Of course I want to make my research more accessible to a broader (non-academic) audience, but I also have rather selfish reasons for blogging (isn’t intrinsic motivation the best to keep going?). Here are my three main reasons to blog about my new research project (see here for 35 – and counting! – reasons to blog about your research):
1. To organize my thoughts. Mark Carrigan blogs here why he finds blogging so helpful:
It forces me to think-through-writing in a way which I just can’t replicate unless I know people will be reading what I write. If I write notes by hand they tend to be incomprehensible and pretty useless if and when I attempt to come back to them.

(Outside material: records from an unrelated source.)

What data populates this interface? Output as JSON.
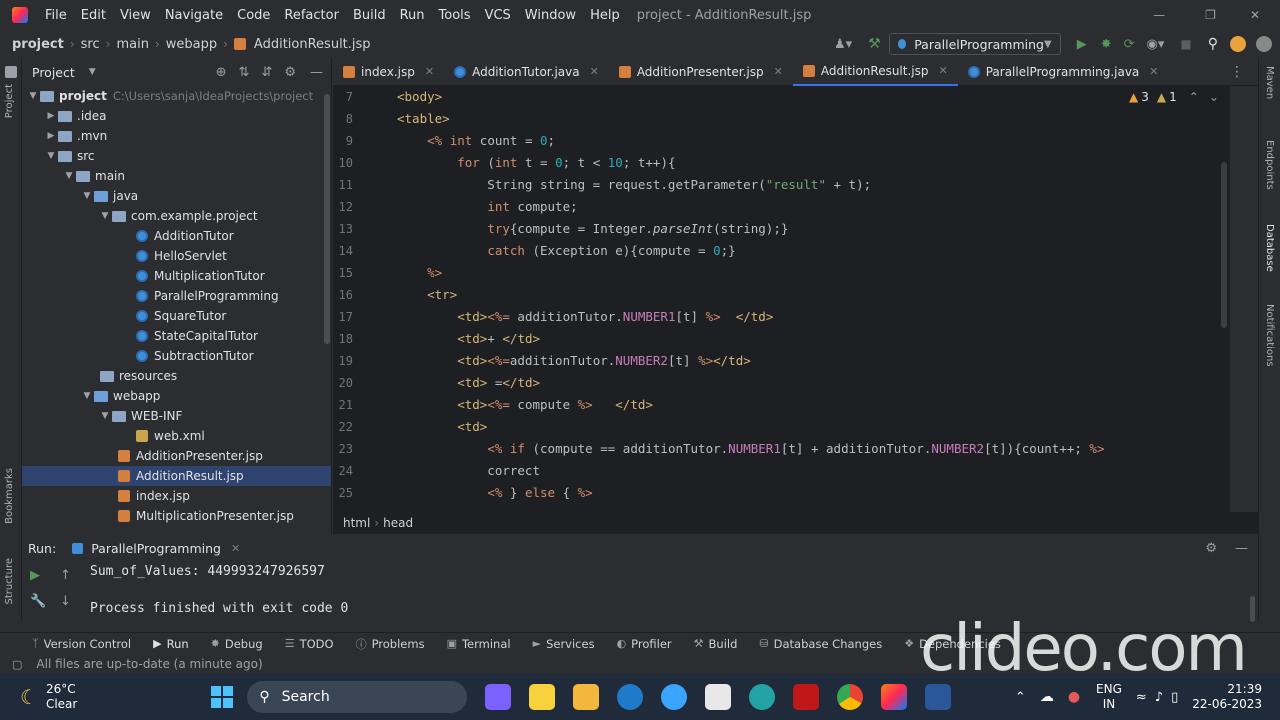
{
  "menu": {
    "items": [
      "File",
      "Edit",
      "View",
      "Navigate",
      "Code",
      "Refactor",
      "Build",
      "Run",
      "Tools",
      "VCS",
      "Window",
      "Help"
    ],
    "title": "project - AdditionResult.jsp"
  },
  "breadcrumb": [
    "project",
    "src",
    "main",
    "webapp",
    "AdditionResult.jsp"
  ],
  "run_config": "ParallelProgramming",
  "project_panel": {
    "title": "Project",
    "root": "project",
    "root_path": "C:\\Users\\sanja\\IdeaProjects\\project",
    "items": [
      {
        "label": ".idea"
      },
      {
        "label": ".mvn"
      },
      {
        "label": "src"
      },
      {
        "label": "main"
      },
      {
        "label": "java"
      },
      {
        "label": "com.example.project"
      },
      {
        "label": "AdditionTutor"
      },
      {
        "label": "HelloServlet"
      },
      {
        "label": "MultiplicationTutor"
      },
      {
        "label": "ParallelProgramming"
      },
      {
        "label": "SquareTutor"
      },
      {
        "label": "StateCapitalTutor"
      },
      {
        "label": "SubtractionTutor"
      },
      {
        "label": "resources"
      },
      {
        "label": "webapp"
      },
      {
        "label": "WEB-INF"
      },
      {
        "label": "web.xml"
      },
      {
        "label": "AdditionPresenter.jsp"
      },
      {
        "label": "AdditionResult.jsp"
      },
      {
        "label": "index.jsp"
      },
      {
        "label": "MultiplicationPresenter.jsp"
      }
    ]
  },
  "tabs": [
    {
      "label": "index.jsp"
    },
    {
      "label": "AdditionTutor.java"
    },
    {
      "label": "AdditionPresenter.jsp"
    },
    {
      "label": "AdditionResult.jsp"
    },
    {
      "label": "ParallelProgramming.java"
    }
  ],
  "inspections": {
    "warnings": "3",
    "weak": "1"
  },
  "editor": {
    "line_numbers": [
      "7",
      "8",
      "9",
      "10",
      "11",
      "12",
      "13",
      "14",
      "15",
      "16",
      "17",
      "18",
      "19",
      "20",
      "21",
      "22",
      "23",
      "24",
      "25"
    ]
  },
  "editor_breadcrumb": [
    "html",
    "head"
  ],
  "run_panel": {
    "label": "Run:",
    "config": "ParallelProgramming",
    "output_line1": "Sum_of_Values: 449993247926597",
    "output_line2": "Process finished with exit code 0"
  },
  "tool_windows": [
    "Version Control",
    "Run",
    "Debug",
    "TODO",
    "Problems",
    "Terminal",
    "Services",
    "Profiler",
    "Build",
    "Database Changes",
    "Dependencies"
  ],
  "status": {
    "message": "All files are up-to-date (a minute ago)"
  },
  "right_strip": [
    "Maven",
    "Endpoints",
    "Database",
    "Notifications"
  ],
  "left_strip": [
    "Project",
    "Bookmarks",
    "Structure"
  ],
  "taskbar": {
    "weather_temp": "26°C",
    "weather_desc": "Clear",
    "search": "Search",
    "lang1": "ENG",
    "lang2": "IN",
    "time": "21:39",
    "date": "22-06-2023"
  },
  "watermark": "clideo.com"
}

I am definitely someone who thinks through writing. My notes and scribbles are beyond incomprehensible already at this stage and I am yet to begin this project. Like Mark Carrigan I also plan to blog about books that I am currently reading hoping that I will keep track of what I am reading more effectively.

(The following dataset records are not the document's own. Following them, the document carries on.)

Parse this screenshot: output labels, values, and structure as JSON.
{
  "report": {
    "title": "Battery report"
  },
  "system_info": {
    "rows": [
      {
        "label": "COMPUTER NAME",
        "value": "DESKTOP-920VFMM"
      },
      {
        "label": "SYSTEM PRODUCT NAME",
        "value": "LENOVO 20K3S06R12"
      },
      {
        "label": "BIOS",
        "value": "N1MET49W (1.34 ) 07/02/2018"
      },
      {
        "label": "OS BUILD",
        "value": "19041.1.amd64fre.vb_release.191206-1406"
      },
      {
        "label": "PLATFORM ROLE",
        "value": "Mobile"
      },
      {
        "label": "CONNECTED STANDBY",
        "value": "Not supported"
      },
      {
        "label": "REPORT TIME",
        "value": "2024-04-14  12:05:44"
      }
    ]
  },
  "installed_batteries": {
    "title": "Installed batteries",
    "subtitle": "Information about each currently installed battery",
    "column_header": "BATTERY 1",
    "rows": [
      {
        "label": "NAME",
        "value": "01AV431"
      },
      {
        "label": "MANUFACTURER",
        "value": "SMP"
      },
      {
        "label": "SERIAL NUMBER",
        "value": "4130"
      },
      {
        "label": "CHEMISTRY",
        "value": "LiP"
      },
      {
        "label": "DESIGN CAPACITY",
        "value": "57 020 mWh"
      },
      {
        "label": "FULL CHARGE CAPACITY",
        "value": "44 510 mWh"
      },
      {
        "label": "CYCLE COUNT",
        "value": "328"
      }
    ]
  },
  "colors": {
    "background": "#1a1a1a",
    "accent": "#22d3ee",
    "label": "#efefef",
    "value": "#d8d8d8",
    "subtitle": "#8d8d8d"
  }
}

2. To write. Through writing blogs for Leiden Law Blog every now and then I have experienced that blogging also helps me to overcome occasional fear for writing (that is, not knowing where to start, fear for writing stupid or superfluous things, taking way too long writing up something rather simple). Howard Becker’s book Writing for Social Scientists helped me a great deal when I was writing my PhD thesis, I hope this blog will do the same for this project.
3. To reflect. I want to use this blog to reflect on my own experience of class difference and how this relates to my interpretation of deviant and criminal behaviour. The idea to write ‘auto-ethnographic notes’ is inspired by the article ‘Gentrifier? Who me?’ written by John Joe Schlichtman and Jason Patch (see also here for an accessible article about their article), who call for urban scholars to interrogate their own experience as gentrifiers in relation to researching gentrification. Seems to me that a study on class differences requires personal reflection; this will be an experiment to reflect in public (please be honest but gentle).
Cartoon found here